TASK PROMPT:
Produce a verbatim copy of the following records, leaving out all pictures.

RECORDS FOR PROCESSING:
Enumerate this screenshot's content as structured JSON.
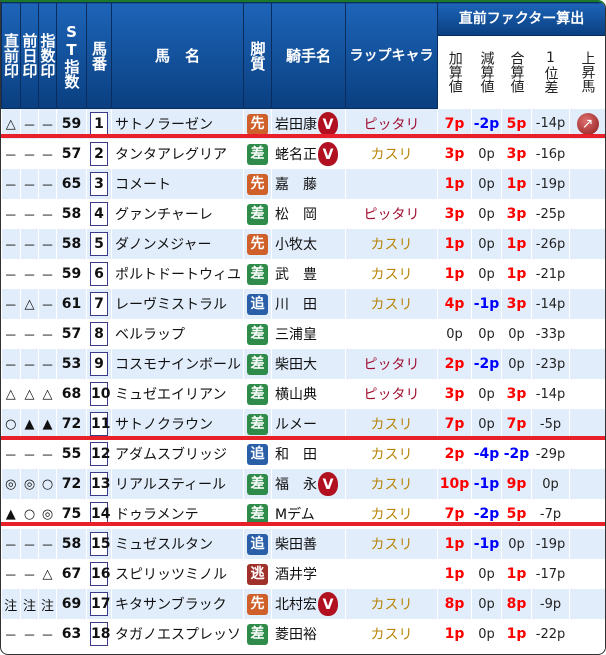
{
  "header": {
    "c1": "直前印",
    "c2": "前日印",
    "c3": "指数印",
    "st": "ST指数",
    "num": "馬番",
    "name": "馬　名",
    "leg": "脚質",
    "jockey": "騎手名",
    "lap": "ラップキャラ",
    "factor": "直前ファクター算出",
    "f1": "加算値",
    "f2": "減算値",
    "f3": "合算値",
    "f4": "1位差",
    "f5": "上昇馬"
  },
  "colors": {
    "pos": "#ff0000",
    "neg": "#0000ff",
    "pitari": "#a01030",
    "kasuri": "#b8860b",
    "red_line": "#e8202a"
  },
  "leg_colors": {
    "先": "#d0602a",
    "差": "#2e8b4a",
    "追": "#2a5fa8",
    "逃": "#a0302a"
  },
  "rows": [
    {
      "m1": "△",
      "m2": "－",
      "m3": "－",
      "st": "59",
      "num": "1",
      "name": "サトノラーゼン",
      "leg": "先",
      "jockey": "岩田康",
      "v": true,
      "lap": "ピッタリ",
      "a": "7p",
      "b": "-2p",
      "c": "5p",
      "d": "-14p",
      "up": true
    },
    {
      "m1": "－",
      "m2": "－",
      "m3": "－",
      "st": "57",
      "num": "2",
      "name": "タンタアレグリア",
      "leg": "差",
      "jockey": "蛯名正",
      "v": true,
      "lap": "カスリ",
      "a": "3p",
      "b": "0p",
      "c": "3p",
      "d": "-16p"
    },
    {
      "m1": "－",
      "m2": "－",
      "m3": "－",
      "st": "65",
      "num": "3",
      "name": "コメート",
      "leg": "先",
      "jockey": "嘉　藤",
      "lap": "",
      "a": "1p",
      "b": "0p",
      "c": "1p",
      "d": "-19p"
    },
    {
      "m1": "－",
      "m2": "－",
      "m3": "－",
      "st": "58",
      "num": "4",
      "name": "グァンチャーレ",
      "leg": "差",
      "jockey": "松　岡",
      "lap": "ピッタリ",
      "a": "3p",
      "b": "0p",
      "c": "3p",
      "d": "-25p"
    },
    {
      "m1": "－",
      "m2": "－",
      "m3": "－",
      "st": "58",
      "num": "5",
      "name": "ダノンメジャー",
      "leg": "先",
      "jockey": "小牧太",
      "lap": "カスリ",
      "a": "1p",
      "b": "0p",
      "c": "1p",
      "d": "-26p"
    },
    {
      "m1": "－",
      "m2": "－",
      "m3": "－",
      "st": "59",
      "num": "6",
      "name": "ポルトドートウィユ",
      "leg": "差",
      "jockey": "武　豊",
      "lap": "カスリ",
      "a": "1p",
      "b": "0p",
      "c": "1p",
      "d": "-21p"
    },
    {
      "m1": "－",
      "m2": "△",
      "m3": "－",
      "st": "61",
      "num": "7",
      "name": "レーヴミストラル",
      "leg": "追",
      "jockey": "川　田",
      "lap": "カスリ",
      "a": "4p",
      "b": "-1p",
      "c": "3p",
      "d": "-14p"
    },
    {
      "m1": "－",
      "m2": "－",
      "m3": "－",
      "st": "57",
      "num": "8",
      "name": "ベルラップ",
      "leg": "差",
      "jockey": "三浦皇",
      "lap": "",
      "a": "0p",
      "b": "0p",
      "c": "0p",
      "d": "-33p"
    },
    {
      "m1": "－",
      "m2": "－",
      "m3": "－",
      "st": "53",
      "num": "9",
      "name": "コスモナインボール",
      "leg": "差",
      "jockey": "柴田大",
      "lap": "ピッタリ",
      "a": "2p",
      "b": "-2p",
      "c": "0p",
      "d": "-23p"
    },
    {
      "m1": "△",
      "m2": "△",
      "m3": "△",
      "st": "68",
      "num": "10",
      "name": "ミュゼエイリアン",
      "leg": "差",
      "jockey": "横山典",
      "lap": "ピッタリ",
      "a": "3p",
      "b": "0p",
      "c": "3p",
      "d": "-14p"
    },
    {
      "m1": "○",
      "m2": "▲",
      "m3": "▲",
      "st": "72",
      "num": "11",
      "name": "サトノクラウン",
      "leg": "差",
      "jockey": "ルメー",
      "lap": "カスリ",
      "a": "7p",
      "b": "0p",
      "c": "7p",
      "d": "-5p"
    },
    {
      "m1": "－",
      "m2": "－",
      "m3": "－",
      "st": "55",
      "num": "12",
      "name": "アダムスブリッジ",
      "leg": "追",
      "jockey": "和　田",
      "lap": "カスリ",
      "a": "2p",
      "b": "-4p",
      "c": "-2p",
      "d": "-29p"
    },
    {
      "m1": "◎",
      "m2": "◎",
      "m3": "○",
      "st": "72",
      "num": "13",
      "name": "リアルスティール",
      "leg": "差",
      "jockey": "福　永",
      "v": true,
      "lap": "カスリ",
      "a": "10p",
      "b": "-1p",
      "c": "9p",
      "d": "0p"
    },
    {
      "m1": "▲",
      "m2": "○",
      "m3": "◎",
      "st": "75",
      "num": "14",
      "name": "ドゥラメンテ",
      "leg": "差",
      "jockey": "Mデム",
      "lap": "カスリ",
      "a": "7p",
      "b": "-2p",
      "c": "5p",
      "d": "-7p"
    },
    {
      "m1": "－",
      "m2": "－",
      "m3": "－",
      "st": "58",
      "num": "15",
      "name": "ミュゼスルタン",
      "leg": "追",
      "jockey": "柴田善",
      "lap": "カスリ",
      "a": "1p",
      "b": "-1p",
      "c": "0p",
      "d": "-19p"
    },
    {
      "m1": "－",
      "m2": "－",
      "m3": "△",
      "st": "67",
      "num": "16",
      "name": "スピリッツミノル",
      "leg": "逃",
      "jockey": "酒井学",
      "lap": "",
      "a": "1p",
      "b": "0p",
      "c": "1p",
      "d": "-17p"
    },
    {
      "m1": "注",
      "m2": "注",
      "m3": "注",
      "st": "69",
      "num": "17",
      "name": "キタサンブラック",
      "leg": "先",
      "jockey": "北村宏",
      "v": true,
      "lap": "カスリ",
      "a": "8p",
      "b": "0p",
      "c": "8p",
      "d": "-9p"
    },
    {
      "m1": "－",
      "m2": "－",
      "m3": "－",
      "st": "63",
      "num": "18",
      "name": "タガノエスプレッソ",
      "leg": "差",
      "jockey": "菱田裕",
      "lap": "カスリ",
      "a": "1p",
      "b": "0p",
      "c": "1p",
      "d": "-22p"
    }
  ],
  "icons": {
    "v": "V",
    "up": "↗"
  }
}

EXERCISE OUTPUT:
Enumerate this screenshot's content as structured JSON.
{
  "header": {
    "c1": "直前印",
    "c2": "前日印",
    "c3": "指数印",
    "st": "ST指数",
    "num": "馬番",
    "name": "馬　名",
    "leg": "脚質",
    "jockey": "騎手名",
    "lap": "ラップキャラ",
    "factor": "直前ファクター算出",
    "f1": "加算値",
    "f2": "減算値",
    "f3": "合算値",
    "f4": "1位差",
    "f5": "上昇馬"
  },
  "colors": {
    "pos": "#ff0000",
    "neg": "#0000ff",
    "pitari": "#a01030",
    "kasuri": "#b8860b",
    "red_line": "#e8202a"
  },
  "leg_colors": {
    "先": "#d0602a",
    "差": "#2e8b4a",
    "追": "#2a5fa8",
    "逃": "#a0302a"
  },
  "rows": [
    {
      "m1": "△",
      "m2": "－",
      "m3": "－",
      "st": "59",
      "num": "1",
      "name": "サトノラーゼン",
      "leg": "先",
      "jockey": "岩田康",
      "v": true,
      "lap": "ピッタリ",
      "a": "7p",
      "b": "-2p",
      "c": "5p",
      "d": "-14p",
      "up": true
    },
    {
      "m1": "－",
      "m2": "－",
      "m3": "－",
      "st": "57",
      "num": "2",
      "name": "タンタアレグリア",
      "leg": "差",
      "jockey": "蛯名正",
      "v": true,
      "lap": "カスリ",
      "a": "3p",
      "b": "0p",
      "c": "3p",
      "d": "-16p"
    },
    {
      "m1": "－",
      "m2": "－",
      "m3": "－",
      "st": "65",
      "num": "3",
      "name": "コメート",
      "leg": "先",
      "jockey": "嘉　藤",
      "lap": "",
      "a": "1p",
      "b": "0p",
      "c": "1p",
      "d": "-19p"
    },
    {
      "m1": "－",
      "m2": "－",
      "m3": "－",
      "st": "58",
      "num": "4",
      "name": "グァンチャーレ",
      "leg": "差",
      "jockey": "松　岡",
      "lap": "ピッタリ",
      "a": "3p",
      "b": "0p",
      "c": "3p",
      "d": "-25p"
    },
    {
      "m1": "－",
      "m2": "－",
      "m3": "－",
      "st": "58",
      "num": "5",
      "name": "ダノンメジャー",
      "leg": "先",
      "jockey": "小牧太",
      "lap": "カスリ",
      "a": "1p",
      "b": "0p",
      "c": "1p",
      "d": "-26p"
    },
    {
      "m1": "－",
      "m2": "－",
      "m3": "－",
      "st": "59",
      "num": "6",
      "name": "ポルトドートウィユ",
      "leg": "差",
      "jockey": "武　豊",
      "lap": "カスリ",
      "a": "1p",
      "b": "0p",
      "c": "1p",
      "d": "-21p"
    },
    {
      "m1": "－",
      "m2": "△",
      "m3": "－",
      "st": "61",
      "num": "7",
      "name": "レーヴミストラル",
      "leg": "追",
      "jockey": "川　田",
      "lap": "カスリ",
      "a": "4p",
      "b": "-1p",
      "c": "3p",
      "d": "-14p"
    },
    {
      "m1": "－",
      "m2": "－",
      "m3": "－",
      "st": "57",
      "num": "8",
      "name": "ベルラップ",
      "leg": "差",
      "jockey": "三浦皇",
      "lap": "",
      "a": "0p",
      "b": "0p",
      "c": "0p",
      "d": "-33p"
    },
    {
      "m1": "－",
      "m2": "－",
      "m3": "－",
      "st": "53",
      "num": "9",
      "name": "コスモナインボール",
      "leg": "差",
      "jockey": "柴田大",
      "lap": "ピッタリ",
      "a": "2p",
      "b": "-2p",
      "c": "0p",
      "d": "-23p"
    },
    {
      "m1": "△",
      "m2": "△",
      "m3": "△",
      "st": "68",
      "num": "10",
      "name": "ミュゼエイリアン",
      "leg": "差",
      "jockey": "横山典",
      "lap": "ピッタリ",
      "a": "3p",
      "b": "0p",
      "c": "3p",
      "d": "-14p"
    },
    {
      "m1": "○",
      "m2": "▲",
      "m3": "▲",
      "st": "72",
      "num": "11",
      "name": "サトノクラウン",
      "leg": "差",
      "jockey": "ルメー",
      "lap": "カスリ",
      "a": "7p",
      "b": "0p",
      "c": "7p",
      "d": "-5p"
    },
    {
      "m1": "－",
      "m2": "－",
      "m3": "－",
      "st": "55",
      "num": "12",
      "name": "アダムスブリッジ",
      "leg": "追",
      "jockey": "和　田",
      "lap": "カスリ",
      "a": "2p",
      "b": "-4p",
      "c": "-2p",
      "d": "-29p"
    },
    {
      "m1": "◎",
      "m2": "◎",
      "m3": "○",
      "st": "72",
      "num": "13",
      "name": "リアルスティール",
      "leg": "差",
      "jockey": "福　永",
      "v": true,
      "lap": "カスリ",
      "a": "10p",
      "b": "-1p",
      "c": "9p",
      "d": "0p"
    },
    {
      "m1": "▲",
      "m2": "○",
      "m3": "◎",
      "st": "75",
      "num": "14",
      "name": "ドゥラメンテ",
      "leg": "差",
      "jockey": "Mデム",
      "lap": "カスリ",
      "a": "7p",
      "b": "-2p",
      "c": "5p",
      "d": "-7p"
    },
    {
      "m1": "－",
      "m2": "－",
      "m3": "－",
      "st": "58",
      "num": "15",
      "name": "ミュゼスルタン",
      "leg": "追",
      "jockey": "柴田善",
      "lap": "カスリ",
      "a": "1p",
      "b": "-1p",
      "c": "0p",
      "d": "-19p"
    },
    {
      "m1": "－",
      "m2": "－",
      "m3": "△",
      "st": "67",
      "num": "16",
      "name": "スピリッツミノル",
      "leg": "逃",
      "jockey": "酒井学",
      "lap": "",
      "a": "1p",
      "b": "0p",
      "c": "1p",
      "d": "-17p"
    },
    {
      "m1": "注",
      "m2": "注",
      "m3": "注",
      "st": "69",
      "num": "17",
      "name": "キタサンブラック",
      "leg": "先",
      "jockey": "北村宏",
      "v": true,
      "lap": "カスリ",
      "a": "8p",
      "b": "0p",
      "c": "8p",
      "d": "-9p"
    },
    {
      "m1": "－",
      "m2": "－",
      "m3": "－",
      "st": "63",
      "num": "18",
      "name": "タガノエスプレッソ",
      "leg": "差",
      "jockey": "菱田裕",
      "lap": "カスリ",
      "a": "1p",
      "b": "0p",
      "c": "1p",
      "d": "-22p"
    }
  ],
  "icons": {
    "v": "V",
    "up": "↗"
  }
}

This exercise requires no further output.